In essence, both crises were defined by excessive financial risk-taking including over-borrowing, over-lending, and over-investment.  While the 1920’s saw excessive risk taking on behalf of the investors in the stock market, which finally led to the Great Crash in 1929, the Global Financial Crisis 88 years later was caused by a more complex environment marked by financial innovation and the relationship between the loan originator and the loan holder. Until the early 1980’s, finance was sticking to an ‘originate and hold’ model.
 Due to a small and lumpy market, America’s government-sponsored mortgage giants started the process of securitisation, in which mortgages, credit card receivables and other financial assets were transformed into more marketable securities. In order to maximize profits, banks decided to switch to a ‘originate and distribute’ model, which spawned a range of structured products that promised huge gains at a cost that was only becoming clear when the loans grew to unsustainable levels and borrowers started to default in the lead up to the GFC.
 As a result the causes of the GFC need to be analysed in the light of this ‘new model’, its hidden features during the credit bubble, as well as its advantages and deficiencies. Generally, financial innovation can be good as it reduces the cost of borrowing for all consumers, giving everyone more investment choices, and thus facilitating economic growth. Its three most important deficiencies, however, were its complexity and confusion, a fragmentation of responsibility and the gaming of the regulatory financial system.
 Both the GFC and the Great Depression led to widespread losses to market participants and lenders, a great loss of confidence into financial markets and among market participants, bank failures, frozen credit markets, and a sharp overall decline in consumption and investment. The financial response to the Great Depression differed dramatically to that of the GFC. Franklin D. Roosevelt remarked famously at his inauguration during a bank panic in 1933: “The only thing we have to fear is fear itself. ”

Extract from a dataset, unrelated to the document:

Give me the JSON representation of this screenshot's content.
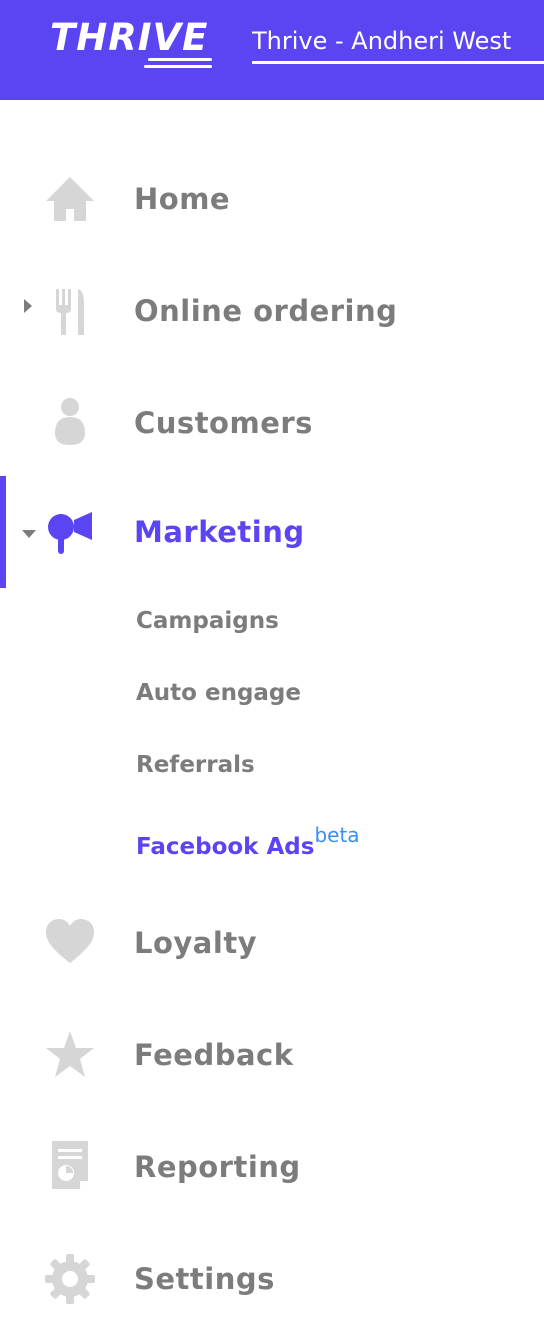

The newly elected Roosevelt administration responded to the crisis with the New Deal Legislation that was defined by the idea of revamping of the financial system in order to regain investors’ confidence.  By passing the Emergency Banking Act, Roosevelt increased Americans confidence in the banks, and the subsequent Glass-Steagall Act banned improper banking activity by restricting overzealous commercial banks from participating in non-bank activities. As part of the extension of the regulatory framework, they also created the Federal Deposit Insurance Corporation. This removed the problem of bank runs.